 photo Toxydoll_cover_zpsr50qwk4v.jpg On the outside, Toxydoll reminds me of the kind of band that listened to way too much Mr. Bungle and said “fuck it, let’s do things our own way and turn our music into a carnival”. The group consists of Vicent Doménech, Alberto Cavenati, Bob Meanza, and Olga Nosova and with Bullsheep (Aut) they go out of their way to reach the edge and find pleasure in falling off, exploring their surroundings and going for anything and everything to make their music not sound like anyone else. It can be tribal at times, it can be beautifully harmonic, then other times they incorporate thick guitar riffs and come off as incredible spastic. It sounds like a massive organization going in for the kill but it’s just four guys playing great jazz that is on the verge of exploding. The difference is that they know how far to go and never push themselves too much, just traveling and making that journey part of their sonic experience. Tempos, textures, rhythms and everything else go back and forth, over and under as well as sideways down, leaving the listener unable to comprehend where they’ll be going next. In other words, for those who want their jazz on the very adventurous side.

REVIEW: Darrell Grant’s “The Territory”

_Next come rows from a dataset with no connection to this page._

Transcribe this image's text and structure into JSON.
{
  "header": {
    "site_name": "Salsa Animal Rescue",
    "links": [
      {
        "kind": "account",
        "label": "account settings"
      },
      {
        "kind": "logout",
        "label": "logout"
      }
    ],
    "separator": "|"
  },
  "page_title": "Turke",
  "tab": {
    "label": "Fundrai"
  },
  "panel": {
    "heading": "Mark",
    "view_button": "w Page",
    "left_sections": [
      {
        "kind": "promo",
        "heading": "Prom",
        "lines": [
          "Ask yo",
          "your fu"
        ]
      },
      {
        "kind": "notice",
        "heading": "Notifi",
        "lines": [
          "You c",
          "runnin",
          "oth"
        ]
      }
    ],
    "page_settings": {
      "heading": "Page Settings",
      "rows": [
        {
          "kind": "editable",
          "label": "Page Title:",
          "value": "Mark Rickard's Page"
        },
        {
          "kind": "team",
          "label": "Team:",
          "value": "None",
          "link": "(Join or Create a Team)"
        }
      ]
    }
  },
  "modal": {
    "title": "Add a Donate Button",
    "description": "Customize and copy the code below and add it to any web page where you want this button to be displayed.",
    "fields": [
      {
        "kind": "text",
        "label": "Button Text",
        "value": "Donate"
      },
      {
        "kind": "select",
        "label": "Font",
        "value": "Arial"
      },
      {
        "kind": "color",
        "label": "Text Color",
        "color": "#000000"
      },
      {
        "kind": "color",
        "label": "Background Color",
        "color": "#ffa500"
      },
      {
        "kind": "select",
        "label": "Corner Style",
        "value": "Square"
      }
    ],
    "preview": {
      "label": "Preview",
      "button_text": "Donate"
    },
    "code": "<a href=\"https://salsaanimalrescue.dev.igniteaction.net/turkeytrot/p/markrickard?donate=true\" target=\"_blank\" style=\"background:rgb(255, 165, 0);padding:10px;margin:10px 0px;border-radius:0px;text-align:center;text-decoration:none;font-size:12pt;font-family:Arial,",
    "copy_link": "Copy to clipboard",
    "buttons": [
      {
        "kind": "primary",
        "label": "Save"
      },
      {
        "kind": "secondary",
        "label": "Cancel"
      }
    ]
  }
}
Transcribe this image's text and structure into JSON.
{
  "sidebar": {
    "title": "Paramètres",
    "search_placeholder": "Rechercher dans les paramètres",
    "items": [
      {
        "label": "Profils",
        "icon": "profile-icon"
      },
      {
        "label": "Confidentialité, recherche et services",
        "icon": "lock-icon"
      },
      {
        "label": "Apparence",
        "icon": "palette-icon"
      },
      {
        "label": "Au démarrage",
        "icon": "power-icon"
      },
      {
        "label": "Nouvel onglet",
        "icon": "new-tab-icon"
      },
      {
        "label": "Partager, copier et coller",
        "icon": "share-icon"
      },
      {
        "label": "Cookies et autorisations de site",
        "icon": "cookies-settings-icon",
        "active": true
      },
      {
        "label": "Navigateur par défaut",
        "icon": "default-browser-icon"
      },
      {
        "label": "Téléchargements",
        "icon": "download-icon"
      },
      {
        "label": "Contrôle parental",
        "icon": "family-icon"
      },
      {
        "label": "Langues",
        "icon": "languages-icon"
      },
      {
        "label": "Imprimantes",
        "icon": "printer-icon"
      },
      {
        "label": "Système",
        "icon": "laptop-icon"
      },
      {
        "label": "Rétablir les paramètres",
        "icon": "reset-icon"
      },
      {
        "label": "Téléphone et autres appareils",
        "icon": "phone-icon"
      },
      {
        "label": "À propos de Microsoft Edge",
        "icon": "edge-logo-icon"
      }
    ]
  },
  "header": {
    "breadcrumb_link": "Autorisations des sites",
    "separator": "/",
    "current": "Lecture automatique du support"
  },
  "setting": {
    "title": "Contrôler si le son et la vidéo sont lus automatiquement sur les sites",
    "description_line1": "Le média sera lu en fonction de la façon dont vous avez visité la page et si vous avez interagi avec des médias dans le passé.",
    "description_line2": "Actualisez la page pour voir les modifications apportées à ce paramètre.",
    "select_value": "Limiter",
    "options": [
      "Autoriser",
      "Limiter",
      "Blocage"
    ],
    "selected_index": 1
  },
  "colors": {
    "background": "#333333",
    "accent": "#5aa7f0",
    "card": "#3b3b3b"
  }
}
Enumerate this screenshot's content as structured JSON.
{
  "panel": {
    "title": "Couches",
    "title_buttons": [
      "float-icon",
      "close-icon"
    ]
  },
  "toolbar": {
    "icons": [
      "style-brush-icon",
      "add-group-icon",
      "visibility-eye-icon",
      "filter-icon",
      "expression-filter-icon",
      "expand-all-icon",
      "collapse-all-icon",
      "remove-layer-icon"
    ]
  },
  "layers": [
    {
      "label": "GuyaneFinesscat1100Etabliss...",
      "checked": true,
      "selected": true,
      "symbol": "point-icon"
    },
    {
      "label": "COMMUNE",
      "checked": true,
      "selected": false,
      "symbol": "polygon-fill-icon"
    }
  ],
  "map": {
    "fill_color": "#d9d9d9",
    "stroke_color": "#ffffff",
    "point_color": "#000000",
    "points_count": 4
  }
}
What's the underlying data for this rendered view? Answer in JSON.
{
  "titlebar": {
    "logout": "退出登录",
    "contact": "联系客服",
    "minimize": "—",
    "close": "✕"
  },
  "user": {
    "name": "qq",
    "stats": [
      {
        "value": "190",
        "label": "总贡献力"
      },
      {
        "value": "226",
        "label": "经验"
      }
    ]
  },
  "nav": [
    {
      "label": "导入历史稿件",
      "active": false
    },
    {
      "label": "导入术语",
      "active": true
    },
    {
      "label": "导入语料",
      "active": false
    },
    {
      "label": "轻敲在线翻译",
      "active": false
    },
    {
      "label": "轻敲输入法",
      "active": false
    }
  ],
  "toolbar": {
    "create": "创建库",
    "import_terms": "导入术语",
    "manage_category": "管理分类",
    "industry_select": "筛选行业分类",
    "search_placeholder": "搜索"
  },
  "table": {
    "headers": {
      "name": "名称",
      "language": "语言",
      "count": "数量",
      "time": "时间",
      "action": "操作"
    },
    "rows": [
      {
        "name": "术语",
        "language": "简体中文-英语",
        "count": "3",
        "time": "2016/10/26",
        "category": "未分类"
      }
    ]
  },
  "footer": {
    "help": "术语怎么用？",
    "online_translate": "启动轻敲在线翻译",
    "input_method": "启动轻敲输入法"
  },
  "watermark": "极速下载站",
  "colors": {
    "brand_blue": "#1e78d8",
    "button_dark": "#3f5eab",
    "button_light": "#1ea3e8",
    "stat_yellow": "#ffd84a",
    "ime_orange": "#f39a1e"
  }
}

 photo DarrellGrant_cover_zpsxm3mtlrj.jpg Pianist Darrell Grant has created The Territory (PJCE), a nine-part movement that touches on Earth, the people on and within it and the interaction between everything that is able to make everyone survive as best as possible. At least that’s the way I interpret this and while Grant is the center of this entire project, everyone in the band blends beautifully in carrying the message and mission forward so we’re able to make sense of everything that’s going on. By listening to this, it’s a way to reflect on our own surroundings and figure out what is good or what went wrong, and to question if we’re able to find a way to make things right, if there is right a think as right. What also makes this album work is having drummer Brian Blade in this, recorded live in Portland, Oregon three years ago. This is something that could or should be performed around the world for all to hear so its message coudl be carried on for today’s generation, in the hopes of it going on for many years to come, in an Ellingonian manner. A wonderful piece of work.